What to do:
Return every line of the data below, exactly.

Records provided:
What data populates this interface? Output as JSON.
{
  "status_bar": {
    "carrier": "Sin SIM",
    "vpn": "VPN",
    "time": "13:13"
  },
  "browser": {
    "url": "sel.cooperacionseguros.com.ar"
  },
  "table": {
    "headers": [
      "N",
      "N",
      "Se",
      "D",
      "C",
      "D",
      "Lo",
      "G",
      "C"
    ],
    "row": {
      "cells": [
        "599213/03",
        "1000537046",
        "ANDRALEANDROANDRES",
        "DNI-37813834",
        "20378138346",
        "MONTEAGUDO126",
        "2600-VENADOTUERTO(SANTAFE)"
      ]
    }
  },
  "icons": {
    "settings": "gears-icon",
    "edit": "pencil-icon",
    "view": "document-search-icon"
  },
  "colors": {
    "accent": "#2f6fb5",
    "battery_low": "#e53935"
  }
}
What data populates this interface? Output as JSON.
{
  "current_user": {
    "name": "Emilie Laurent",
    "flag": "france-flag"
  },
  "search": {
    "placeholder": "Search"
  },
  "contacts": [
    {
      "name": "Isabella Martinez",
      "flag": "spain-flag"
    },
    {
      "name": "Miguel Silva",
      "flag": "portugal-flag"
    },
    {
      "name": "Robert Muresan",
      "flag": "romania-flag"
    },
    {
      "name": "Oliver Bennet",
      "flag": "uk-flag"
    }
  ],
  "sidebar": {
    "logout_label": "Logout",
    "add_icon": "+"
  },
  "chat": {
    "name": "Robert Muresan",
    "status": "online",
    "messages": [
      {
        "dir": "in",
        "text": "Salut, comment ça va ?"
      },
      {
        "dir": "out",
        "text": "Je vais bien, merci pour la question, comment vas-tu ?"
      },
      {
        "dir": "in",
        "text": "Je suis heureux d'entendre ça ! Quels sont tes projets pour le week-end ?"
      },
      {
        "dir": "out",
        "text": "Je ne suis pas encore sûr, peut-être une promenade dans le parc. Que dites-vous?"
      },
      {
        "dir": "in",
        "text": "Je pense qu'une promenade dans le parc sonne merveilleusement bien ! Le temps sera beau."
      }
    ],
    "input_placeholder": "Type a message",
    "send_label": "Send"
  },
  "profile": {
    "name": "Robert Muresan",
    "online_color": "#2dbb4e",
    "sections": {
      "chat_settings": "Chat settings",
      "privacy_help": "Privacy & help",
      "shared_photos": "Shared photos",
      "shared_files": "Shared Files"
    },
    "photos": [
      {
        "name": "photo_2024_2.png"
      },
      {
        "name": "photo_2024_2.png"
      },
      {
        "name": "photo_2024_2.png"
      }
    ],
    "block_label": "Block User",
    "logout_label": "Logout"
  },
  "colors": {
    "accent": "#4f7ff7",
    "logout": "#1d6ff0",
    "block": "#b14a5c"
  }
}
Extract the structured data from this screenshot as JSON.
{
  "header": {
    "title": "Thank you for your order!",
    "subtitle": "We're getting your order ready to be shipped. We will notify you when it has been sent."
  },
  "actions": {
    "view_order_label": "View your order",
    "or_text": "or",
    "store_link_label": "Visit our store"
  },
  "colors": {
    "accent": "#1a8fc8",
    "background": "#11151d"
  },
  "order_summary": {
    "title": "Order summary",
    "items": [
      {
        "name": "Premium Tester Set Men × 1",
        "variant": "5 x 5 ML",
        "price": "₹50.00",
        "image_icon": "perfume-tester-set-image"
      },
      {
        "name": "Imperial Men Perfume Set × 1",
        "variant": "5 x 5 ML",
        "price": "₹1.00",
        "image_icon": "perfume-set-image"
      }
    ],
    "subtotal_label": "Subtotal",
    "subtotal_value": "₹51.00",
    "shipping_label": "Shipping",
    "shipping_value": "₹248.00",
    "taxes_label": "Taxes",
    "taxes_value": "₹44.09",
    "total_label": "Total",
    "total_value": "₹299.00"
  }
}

Solution:
What data populates this interface? Output as JSON.
{
  "status_bar": {
    "carrier": "Sin SIM",
    "vpn": "VPN",
    "time": "13:13"
  },
  "browser": {
    "url": "sel.cooperacionseguros.com.ar"
  },
  "table": {
    "headers": [
      "N",
      "N",
      "Se",
      "D",
      "C",
      "D",
      "Lo",
      "G",
      "C"
    ],
    "row": {
      "cells": [
        "599213/03",
        "1000537046",
        "ANDRALEANDROANDRES",
        "DNI-37813834",
        "20378138346",
        "MONTEAGUDO126",
        "2600-VENADOTUERTO(SANTAFE)"
      ]
    }
  },
  "icons": {
    "settings": "gears-icon",
    "edit": "pencil-icon",
    "view": "document-search-icon"
  },
  "colors": {
    "accent": "#2f6fb5",
    "battery_low": "#e53935"
  }
}
What data populates this interface? Output as JSON.
{
  "current_user": {
    "name": "Emilie Laurent",
    "flag": "france-flag"
  },
  "search": {
    "placeholder": "Search"
  },
  "contacts": [
    {
      "name": "Isabella Martinez",
      "flag": "spain-flag"
    },
    {
      "name": "Miguel Silva",
      "flag": "portugal-flag"
    },
    {
      "name": "Robert Muresan",
      "flag": "romania-flag"
    },
    {
      "name": "Oliver Bennet",
      "flag": "uk-flag"
    }
  ],
  "sidebar": {
    "logout_label": "Logout",
    "add_icon": "+"
  },
  "chat": {
    "name": "Robert Muresan",
    "status": "online",
    "messages": [
      {
        "dir": "in",
        "text": "Salut, comment ça va ?"
      },
      {
        "dir": "out",
        "text": "Je vais bien, merci pour la question, comment vas-tu ?"
      },
      {
        "dir": "in",
        "text": "Je suis heureux d'entendre ça ! Quels sont tes projets pour le week-end ?"
      },
      {
        "dir": "out",
        "text": "Je ne suis pas encore sûr, peut-être une promenade dans le parc. Que dites-vous?"
      },
      {
        "dir": "in",
        "text": "Je pense qu'une promenade dans le parc sonne merveilleusement bien ! Le temps sera beau."
      }
    ],
    "input_placeholder": "Type a message",
    "send_label": "Send"
  },
  "profile": {
    "name": "Robert Muresan",
    "online_color": "#2dbb4e",
    "sections": {
      "chat_settings": "Chat settings",
      "privacy_help": "Privacy & help",
      "shared_photos": "Shared photos",
      "shared_files": "Shared Files"
    },
    "photos": [
      {
        "name": "photo_2024_2.png"
      },
      {
        "name": "photo_2024_2.png"
      },
      {
        "name": "photo_2024_2.png"
      }
    ],
    "block_label": "Block User",
    "logout_label": "Logout"
  },
  "colors": {
    "accent": "#4f7ff7",
    "logout": "#1d6ff0",
    "block": "#b14a5c"
  }
}
Extract the structured data from this screenshot as JSON.
{
  "header": {
    "title": "Thank you for your order!",
    "subtitle": "We're getting your order ready to be shipped. We will notify you when it has been sent."
  },
  "actions": {
    "view_order_label": "View your order",
    "or_text": "or",
    "store_link_label": "Visit our store"
  },
  "colors": {
    "accent": "#1a8fc8",
    "background": "#11151d"
  },
  "order_summary": {
    "title": "Order summary",
    "items": [
      {
        "name": "Premium Tester Set Men × 1",
        "variant": "5 x 5 ML",
        "price": "₹50.00",
        "image_icon": "perfume-tester-set-image"
      },
      {
        "name": "Imperial Men Perfume Set × 1",
        "variant": "5 x 5 ML",
        "price": "₹1.00",
        "image_icon": "perfume-set-image"
      }
    ],
    "subtotal_label": "Subtotal",
    "subtotal_value": "₹51.00",
    "shipping_label": "Shipping",
    "shipping_value": "₹248.00",
    "taxes_label": "Taxes",
    "taxes_value": "₹44.09",
    "total_label": "Total",
    "total_value": "₹299.00"
  }
}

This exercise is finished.